Maybe part of the reason we see so much opposition to the knowledge of God and shrinking obedience to His will in our culture today is a lack of leadership in the church. To be an impactful influence in our culture, the church itself will need to be purified, then united, then mobilized—all of which will require clear, strong leadership. “Either we accept God’s invitation to step out and affect our environment, or we become victims of those who are pushing their own agendas.”³
Surrendered to His Use
There is a dearth of those willing to step out because to do so invites a cultural backlash. No one debates the need for leaders, but the willing are few. “God is looking to develop men and women into his divinely empowered instruments to impact today’s culture.”4
The work of the church will always be God’s work, but He looks for and chooses to use servants who are surrendered to His use. “Authentic Christian leadership involves a glad willingness to be expended for the spiritual benefit of another.”5
To be the spiritual leader the church and world need, we simply need to say yes to God’s call and make ourselves available for His use. We do both by pursuing the character of Christ. As the spiritual leader follows Christ, others will be drawn to follow them.
The spiritual leader the church needs, lives to please an audience of one. Nothing could possibly be more satisfying in this life or in all eternity than hearing our Savior say, “Well done!” One of our greatest needs is to live a life of purpose. “The desire for a feeling of importance is one of the chief distinguishing differences between mankind and the animals.”6
In Christian leadership we can fulfill this deep need because God has promised us important kingdom roles that carry identity and purpose.
Leadership in the Church

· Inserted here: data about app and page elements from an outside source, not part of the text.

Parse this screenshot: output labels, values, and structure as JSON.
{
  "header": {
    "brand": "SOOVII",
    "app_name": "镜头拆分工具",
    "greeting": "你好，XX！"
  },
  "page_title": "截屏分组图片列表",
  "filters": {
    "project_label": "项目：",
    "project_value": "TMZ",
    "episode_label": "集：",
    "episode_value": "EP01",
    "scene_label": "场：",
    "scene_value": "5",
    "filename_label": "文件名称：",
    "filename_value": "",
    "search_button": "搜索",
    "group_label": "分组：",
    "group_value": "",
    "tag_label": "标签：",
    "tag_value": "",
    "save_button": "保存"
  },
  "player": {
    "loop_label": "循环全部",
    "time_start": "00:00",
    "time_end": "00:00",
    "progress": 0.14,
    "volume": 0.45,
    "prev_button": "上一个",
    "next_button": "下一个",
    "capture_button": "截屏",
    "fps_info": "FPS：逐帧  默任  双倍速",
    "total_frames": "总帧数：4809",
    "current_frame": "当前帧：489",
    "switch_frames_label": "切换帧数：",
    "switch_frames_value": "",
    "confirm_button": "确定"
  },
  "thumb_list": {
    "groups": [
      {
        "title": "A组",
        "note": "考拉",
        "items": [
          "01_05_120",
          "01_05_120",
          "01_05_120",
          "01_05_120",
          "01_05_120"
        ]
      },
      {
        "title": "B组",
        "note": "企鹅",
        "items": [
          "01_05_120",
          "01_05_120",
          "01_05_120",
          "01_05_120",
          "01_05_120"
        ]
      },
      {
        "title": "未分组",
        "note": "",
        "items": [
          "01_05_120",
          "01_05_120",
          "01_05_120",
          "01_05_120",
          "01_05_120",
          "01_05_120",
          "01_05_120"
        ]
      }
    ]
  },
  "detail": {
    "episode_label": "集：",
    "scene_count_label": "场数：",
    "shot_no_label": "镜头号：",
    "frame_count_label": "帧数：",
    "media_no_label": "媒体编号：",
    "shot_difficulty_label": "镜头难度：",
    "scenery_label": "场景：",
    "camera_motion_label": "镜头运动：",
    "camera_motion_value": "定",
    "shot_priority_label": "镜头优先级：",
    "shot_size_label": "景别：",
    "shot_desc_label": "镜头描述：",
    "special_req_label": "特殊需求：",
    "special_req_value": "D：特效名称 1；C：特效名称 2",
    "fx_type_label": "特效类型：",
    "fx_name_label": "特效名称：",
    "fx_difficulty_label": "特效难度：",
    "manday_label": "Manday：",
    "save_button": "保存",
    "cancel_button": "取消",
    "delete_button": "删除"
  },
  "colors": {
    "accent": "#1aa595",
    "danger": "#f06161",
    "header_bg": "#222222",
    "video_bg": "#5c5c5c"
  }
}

Leadership in the church isn’t about building an organization, a large budget, or a big structure. It’s about moving people into will of God. To enjoy a life of eternal purpose, a spiritual leader must first care about people just as God does. “…If you want to help others at the same time as you help yourself, keep this principle in mind: become genuinely interested in other people.”7
“According to George Barna, “The American church is dying due to a lack of strong leadership. In this time of unprecedented opportunity and plentiful resources, the church is actually losing influence. The primary reason is the lack of leadership. Nothing is more important than leadership.”8
The Church needs men and women of Christ-like character who have a godly ambition to pursue eternal, kingdom purposes. “Clearly if the goal is to achieve fame, recognition, or wealth, then it is selfish and unbecoming. But if their purpose is to invest their one life as wisely as possible for the advancement of God’s purposes on earth, then ambition is a good and useful force…. Would that every Christian were equally ambitious to accomplish God’s purpose for their life!”9
¹ Henry Blackaby, Richard Blackaby. Spiritual Leadership: Moving People on to God’s Agenda. (Nashville: B & H Publishing Group, 2011), 52.
² Greg Ogden, Daniel Meyer. Leadership Essentials: Shaping Vision, Multiplying Influence, Defining Character. (Downers Grove IL: Intervarsity Press, 2007), 9.
³ Blackaby, 372.
4 Ibid, 372.
5 Robert Peterson, Alexander Strauch. Agape Leadership: Lessons in Spiritual Leadership from the Life of R.C. Chapman. (Colorado Spring CO: Lewis & Roth Publishers, 1991), 10.
6 Dale Carnegie, How to Win Friends & Influence People: The Only Book You Need to Lead You to Success. (New York: Gallery Books, 1998), 18.
7 Carnegie, 62.
8 Blackaby, 15.
9 Blackaby, 26.